The goat kids are eight weeks old now. They are fun, loving, and growing fast! Little Monster can no longer pick them up, which I’m sure they’re thrilled about! They are like little puppy dogs who always want affection. They cry when we leave their pen if we haven’t played with them enough. They cry when we’re outside in the yard but not paying attention to them. They run up to the gate when we approach. They follow us around while we move around the pen. Felicity, the one who at a week old was the more affectionate one, is now the one who is more interested in food. Although she does still love to be near us and loves to be pet. Matilda is now the cuddly one. She loves to sit in my lap and chew her cud.
I thought I’d give a brief overview of our time with them so far.
At two-days-old we brought them home. We had been feeding them a combination of goat milk replacer, from here on out referred to as formula, and goat milk. We have since switched to formula and cow’s milk. For the first few days I fed them five bottles a day. At a week they were drinking four bottles a day. And at two weeks I dropped them down to three bottles a day.
Around 2 weeks they started nibbling on grass, but they weren’t ingesting anything. At 3 1/2 weeks I noticed they were finally ingesting it, so I started giving them peanut hay. We also disbudded them at 3 weeks. Or rather, I took them back to my breeder friend and she disbudded them. For all the fuss that is made about that process, it wasn’t as bad as I expected. Did they cry? Yes. But it wasn’t any worse than the cries they let out from the barn when they want their bottles. The worst part may have been the smell of burning hair in my car on the way home.
At about 5 weeks I introduced sweet grain. Less than a handful per goat. They took a couple days to get into it, but now they get excited when they see me with the grain bucket and devour it. About this time they also practically stopped the incessant nibbling on our fingers and clothes they had been doing.
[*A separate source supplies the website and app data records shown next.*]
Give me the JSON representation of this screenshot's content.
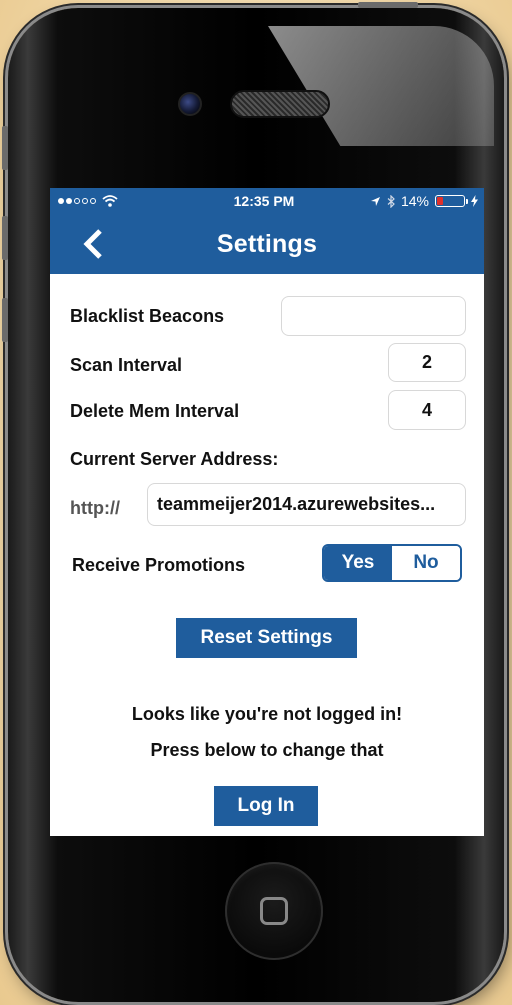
{
  "statusbar": {
    "time": "12:35 PM",
    "battery_text": "14%",
    "battery_level": 0.14,
    "icons": [
      "signal-dots-icon",
      "wifi-icon",
      "location-arrow-icon",
      "bluetooth-icon",
      "battery-icon",
      "charging-bolt-icon"
    ]
  },
  "navbar": {
    "title": "Settings",
    "back_icon": "chevron-left-icon"
  },
  "settings": {
    "blacklist_label": "Blacklist Beacons",
    "blacklist_value": "",
    "scan_label": "Scan Interval",
    "scan_value": "2",
    "delete_label": "Delete Mem Interval",
    "delete_value": "4",
    "server_label": "Current Server Address:",
    "server_prefix": "http://",
    "server_value": "teammeijer2014.azurewebsites...",
    "promotions_label": "Receive Promotions",
    "promotions_yes": "Yes",
    "promotions_no": "No",
    "reset_label": "Reset Settings"
  },
  "login": {
    "message_1": "Looks like you're not logged in!",
    "message_2": "Press below to change that",
    "button_label": "Log In"
  },
  "colors": {
    "accent": "#1f5d9d",
    "background": "#ffffff",
    "battery_low": "#e0302b"
  }
}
At 6 weeks I started leaving them out of the barn for increased amounts of time. We have so many birds of prey around here – hawks, turkey vultures, bald eagles – that I was too nervous before about leaving them unattended. At first I would just leave them out of the barn while we were outside in another part of the yard. Now they stay outside for most of the day while we’re home. I can still keep an ear out because the weather has been so nice that we’ve left the windows open for over a week now. Of course they sleep in the barn each night and will continue to do so forever because we also have coyotes that live in our woods.
Last week, at 7 weeks, Hubby took down the temporary fence that had divided the pen into a smaller area for them. He said that when he took it down the goats followed the perimeter of that temporary fence for at least ten minutes before finally crossing over into new territory. They are loving having all that fresh grass that hasn’t been trampled on and chewed at already! It makes me want to do rotational grazing!! But now is not the time to set that up. Maybe this spring.
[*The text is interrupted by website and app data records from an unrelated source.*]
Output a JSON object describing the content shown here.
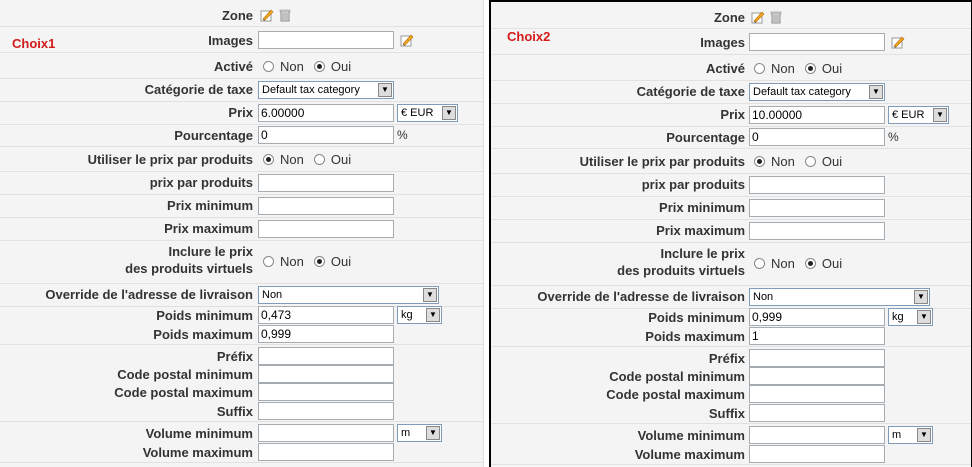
{
  "panels": [
    {
      "choix": "Choix1",
      "labels": {
        "zone": "Zone",
        "images": "Images",
        "active": "Activé",
        "tax": "Catégorie de taxe",
        "price": "Prix",
        "percent": "Pourcentage",
        "use_product_price": "Utiliser le prix par produits",
        "price_per_product": "prix par produits",
        "price_min": "Prix minimum",
        "price_max": "Prix maximum",
        "include_virtual_1": "Inclure le prix",
        "include_virtual_2": "des produits virtuels",
        "override_address": "Override de l'adresse de livraison",
        "weight_min": "Poids minimum",
        "weight_max": "Poids maximum",
        "prefix": "Préfix",
        "postal_min": "Code postal minimum",
        "postal_max": "Code postal maximum",
        "suffix": "Suffix",
        "volume_min": "Volume minimum",
        "volume_max": "Volume maximum"
      },
      "non": "Non",
      "oui": "Oui",
      "percent_sign": "%",
      "active_selected": "Oui",
      "use_product_price_selected": "Non",
      "include_virtual_selected": "Oui",
      "tax_value": "Default tax category",
      "price_value": "6.00000",
      "currency": "€ EUR",
      "percent_value": "0",
      "price_per_product_value": "",
      "price_min_value": "",
      "price_max_value": "",
      "override_value": "Non",
      "weight_min_value": "0,473",
      "weight_unit": "kg",
      "weight_max_value": "0,999",
      "prefix_value": "",
      "postal_min_value": "",
      "postal_max_value": "",
      "suffix_value": "",
      "volume_min_value": "",
      "volume_unit": "m",
      "volume_max_value": ""
    },
    {
      "choix": "Choix2",
      "labels": {
        "zone": "Zone",
        "images": "Images",
        "active": "Activé",
        "tax": "Catégorie de taxe",
        "price": "Prix",
        "percent": "Pourcentage",
        "use_product_price": "Utiliser le prix par produits",
        "price_per_product": "prix par produits",
        "price_min": "Prix minimum",
        "price_max": "Prix maximum",
        "include_virtual_1": "Inclure le prix",
        "include_virtual_2": "des produits virtuels",
        "override_address": "Override de l'adresse de livraison",
        "weight_min": "Poids minimum",
        "weight_max": "Poids maximum",
        "prefix": "Préfix",
        "postal_min": "Code postal minimum",
        "postal_max": "Code postal maximum",
        "suffix": "Suffix",
        "volume_min": "Volume minimum",
        "volume_max": "Volume maximum"
      },
      "non": "Non",
      "oui": "Oui",
      "percent_sign": "%",
      "active_selected": "Oui",
      "use_product_price_selected": "Non",
      "include_virtual_selected": "Oui",
      "tax_value": "Default tax category",
      "price_value": "10.00000",
      "currency": "€ EUR",
      "percent_value": "0",
      "price_per_product_value": "",
      "price_min_value": "",
      "price_max_value": "",
      "override_value": "Non",
      "weight_min_value": "0,999",
      "weight_unit": "kg",
      "weight_max_value": "1",
      "prefix_value": "",
      "postal_min_value": "",
      "postal_max_value": "",
      "suffix_value": "",
      "volume_min_value": "",
      "volume_unit": "m",
      "volume_max_value": ""
    }
  ],
  "colors": {
    "choix_label": "#d41b1b",
    "panel_bg": "#f4f4f4"
  },
  "icons": {
    "edit": "edit-icon",
    "delete": "trash-icon",
    "image_edit": "edit-icon"
  }
}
Now at 8 weeks, as we are approaching induction day for baby Skywalker, I’m starting to make a plan for weaning them from the bottle. Their third daily bottle has already been cut in half. I will probably drop that one completely next week. I’ll drop the afternoon bottle next. My plan is to have them down to one bottle by the beginning of December, when they’ll be 2 1/2 months. I’m not sure when I’ll wean them completely, but they are already eating solids so well that I feel confident they will be receiving enough nutrients from roughage and grain by 3 months old. They do love to eat!
I’m looking forward to watching them grow more as time goes on. My girls love to help take care of them, from filling the hay feeder, taking them grain, feeding their bottles, and wasting lots of water as I try to refresh their bucket everyday! It is a learning experience for us all.